»»
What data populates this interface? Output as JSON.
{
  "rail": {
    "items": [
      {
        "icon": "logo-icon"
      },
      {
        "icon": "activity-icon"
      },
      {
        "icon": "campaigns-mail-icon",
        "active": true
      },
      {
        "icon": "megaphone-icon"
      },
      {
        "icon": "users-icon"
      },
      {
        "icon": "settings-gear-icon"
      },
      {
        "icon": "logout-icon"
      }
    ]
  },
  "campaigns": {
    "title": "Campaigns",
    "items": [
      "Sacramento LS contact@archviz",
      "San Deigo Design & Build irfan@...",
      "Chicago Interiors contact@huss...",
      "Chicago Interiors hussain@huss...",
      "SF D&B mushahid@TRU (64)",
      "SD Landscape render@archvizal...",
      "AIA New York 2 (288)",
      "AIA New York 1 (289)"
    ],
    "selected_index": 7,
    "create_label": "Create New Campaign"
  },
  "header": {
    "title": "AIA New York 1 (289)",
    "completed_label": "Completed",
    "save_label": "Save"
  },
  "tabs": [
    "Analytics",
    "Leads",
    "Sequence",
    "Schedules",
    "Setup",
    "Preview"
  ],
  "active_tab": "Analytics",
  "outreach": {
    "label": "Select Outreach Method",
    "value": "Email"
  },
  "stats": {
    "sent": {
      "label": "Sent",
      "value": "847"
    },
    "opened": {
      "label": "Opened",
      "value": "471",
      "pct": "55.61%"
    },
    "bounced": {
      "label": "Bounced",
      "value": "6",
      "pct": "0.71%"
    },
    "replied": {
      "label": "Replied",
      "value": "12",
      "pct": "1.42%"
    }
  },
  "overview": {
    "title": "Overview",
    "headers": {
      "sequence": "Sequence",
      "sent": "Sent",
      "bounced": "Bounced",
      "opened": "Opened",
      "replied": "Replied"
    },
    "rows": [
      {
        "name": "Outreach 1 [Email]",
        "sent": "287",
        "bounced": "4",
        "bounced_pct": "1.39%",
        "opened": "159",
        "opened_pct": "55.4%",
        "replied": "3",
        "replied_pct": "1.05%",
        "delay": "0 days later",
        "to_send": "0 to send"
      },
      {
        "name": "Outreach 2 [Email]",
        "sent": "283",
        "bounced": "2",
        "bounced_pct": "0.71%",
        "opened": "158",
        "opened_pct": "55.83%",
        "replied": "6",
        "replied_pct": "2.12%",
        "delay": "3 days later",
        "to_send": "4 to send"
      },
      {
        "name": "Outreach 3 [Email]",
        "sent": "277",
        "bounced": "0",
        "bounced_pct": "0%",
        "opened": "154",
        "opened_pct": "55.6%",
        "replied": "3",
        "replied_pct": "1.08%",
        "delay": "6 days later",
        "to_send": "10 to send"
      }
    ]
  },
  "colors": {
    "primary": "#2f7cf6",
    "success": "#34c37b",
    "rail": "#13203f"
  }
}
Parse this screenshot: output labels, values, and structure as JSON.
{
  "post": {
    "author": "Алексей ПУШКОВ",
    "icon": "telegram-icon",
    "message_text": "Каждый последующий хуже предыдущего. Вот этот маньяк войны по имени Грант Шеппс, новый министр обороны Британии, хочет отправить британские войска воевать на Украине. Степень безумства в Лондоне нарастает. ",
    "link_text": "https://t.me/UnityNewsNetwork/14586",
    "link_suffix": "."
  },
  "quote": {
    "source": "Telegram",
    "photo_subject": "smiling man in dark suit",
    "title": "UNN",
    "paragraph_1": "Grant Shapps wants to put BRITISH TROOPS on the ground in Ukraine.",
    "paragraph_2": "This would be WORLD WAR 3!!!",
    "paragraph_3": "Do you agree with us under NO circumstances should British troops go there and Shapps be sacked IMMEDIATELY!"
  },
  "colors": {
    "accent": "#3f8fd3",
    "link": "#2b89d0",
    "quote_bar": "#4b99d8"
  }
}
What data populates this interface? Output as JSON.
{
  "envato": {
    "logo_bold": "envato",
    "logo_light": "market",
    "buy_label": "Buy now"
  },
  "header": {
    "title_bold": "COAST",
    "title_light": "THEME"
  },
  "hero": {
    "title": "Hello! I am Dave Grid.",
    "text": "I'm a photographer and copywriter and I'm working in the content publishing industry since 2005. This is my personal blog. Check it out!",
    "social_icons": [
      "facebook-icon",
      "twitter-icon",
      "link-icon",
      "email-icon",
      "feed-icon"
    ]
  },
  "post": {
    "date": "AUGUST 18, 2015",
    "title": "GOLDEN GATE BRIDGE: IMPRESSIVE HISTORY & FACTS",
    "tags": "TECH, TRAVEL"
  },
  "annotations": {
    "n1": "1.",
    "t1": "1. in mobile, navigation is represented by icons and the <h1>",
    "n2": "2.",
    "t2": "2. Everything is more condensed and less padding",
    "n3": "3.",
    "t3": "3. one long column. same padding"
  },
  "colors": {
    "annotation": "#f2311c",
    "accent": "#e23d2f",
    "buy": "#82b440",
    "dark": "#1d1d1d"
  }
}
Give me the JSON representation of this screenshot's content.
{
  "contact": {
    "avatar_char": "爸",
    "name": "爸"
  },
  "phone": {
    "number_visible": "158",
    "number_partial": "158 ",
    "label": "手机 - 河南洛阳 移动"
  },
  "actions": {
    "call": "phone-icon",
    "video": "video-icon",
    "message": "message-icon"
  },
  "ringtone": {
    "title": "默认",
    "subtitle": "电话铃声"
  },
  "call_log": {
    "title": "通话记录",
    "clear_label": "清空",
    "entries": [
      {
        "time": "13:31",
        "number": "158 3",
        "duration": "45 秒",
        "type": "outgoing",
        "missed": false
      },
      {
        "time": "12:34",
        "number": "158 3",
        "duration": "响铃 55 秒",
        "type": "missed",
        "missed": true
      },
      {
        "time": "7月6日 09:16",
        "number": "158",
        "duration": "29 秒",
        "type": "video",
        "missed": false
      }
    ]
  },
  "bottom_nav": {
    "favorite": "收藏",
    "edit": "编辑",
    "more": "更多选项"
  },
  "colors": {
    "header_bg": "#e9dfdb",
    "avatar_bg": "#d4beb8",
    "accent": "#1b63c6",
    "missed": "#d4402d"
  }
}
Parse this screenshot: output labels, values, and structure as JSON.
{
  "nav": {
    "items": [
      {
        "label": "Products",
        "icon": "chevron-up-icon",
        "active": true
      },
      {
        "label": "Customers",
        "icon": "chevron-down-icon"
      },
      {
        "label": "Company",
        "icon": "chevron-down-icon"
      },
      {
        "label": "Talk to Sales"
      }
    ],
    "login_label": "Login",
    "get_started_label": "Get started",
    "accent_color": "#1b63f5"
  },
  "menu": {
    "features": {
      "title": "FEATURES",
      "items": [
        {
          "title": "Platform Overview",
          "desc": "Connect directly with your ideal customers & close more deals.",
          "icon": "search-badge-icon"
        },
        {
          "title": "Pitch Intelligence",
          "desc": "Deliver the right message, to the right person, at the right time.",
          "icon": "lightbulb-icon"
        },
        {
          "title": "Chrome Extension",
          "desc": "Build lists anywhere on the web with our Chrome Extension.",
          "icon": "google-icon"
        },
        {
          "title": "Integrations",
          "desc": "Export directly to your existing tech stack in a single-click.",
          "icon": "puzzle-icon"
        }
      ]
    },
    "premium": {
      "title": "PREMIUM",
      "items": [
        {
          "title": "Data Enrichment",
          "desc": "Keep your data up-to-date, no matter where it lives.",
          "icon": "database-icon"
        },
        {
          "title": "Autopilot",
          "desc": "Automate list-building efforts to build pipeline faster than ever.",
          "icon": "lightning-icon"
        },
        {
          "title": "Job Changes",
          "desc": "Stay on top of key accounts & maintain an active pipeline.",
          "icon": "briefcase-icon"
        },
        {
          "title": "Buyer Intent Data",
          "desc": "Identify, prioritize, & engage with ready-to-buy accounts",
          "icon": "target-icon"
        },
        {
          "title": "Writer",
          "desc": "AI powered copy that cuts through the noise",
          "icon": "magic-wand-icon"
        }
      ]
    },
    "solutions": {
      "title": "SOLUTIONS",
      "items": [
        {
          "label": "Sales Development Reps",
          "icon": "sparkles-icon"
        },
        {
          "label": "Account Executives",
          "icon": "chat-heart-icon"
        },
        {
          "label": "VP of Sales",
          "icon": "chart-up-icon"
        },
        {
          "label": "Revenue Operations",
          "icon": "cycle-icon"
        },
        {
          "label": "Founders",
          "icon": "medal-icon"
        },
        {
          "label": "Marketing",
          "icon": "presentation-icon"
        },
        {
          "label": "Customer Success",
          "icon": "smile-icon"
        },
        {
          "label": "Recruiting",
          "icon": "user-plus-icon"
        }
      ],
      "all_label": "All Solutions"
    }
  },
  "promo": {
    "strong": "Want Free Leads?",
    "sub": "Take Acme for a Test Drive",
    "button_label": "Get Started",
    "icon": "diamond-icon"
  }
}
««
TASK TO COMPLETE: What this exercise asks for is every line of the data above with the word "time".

SOLUTION TO THIS PROBLEM:
        "time": "13:31",
        "time": "12:34",
        "time": "7月6日 09:16",
          "desc": "Deliver the right message, to the right person, at the right time.",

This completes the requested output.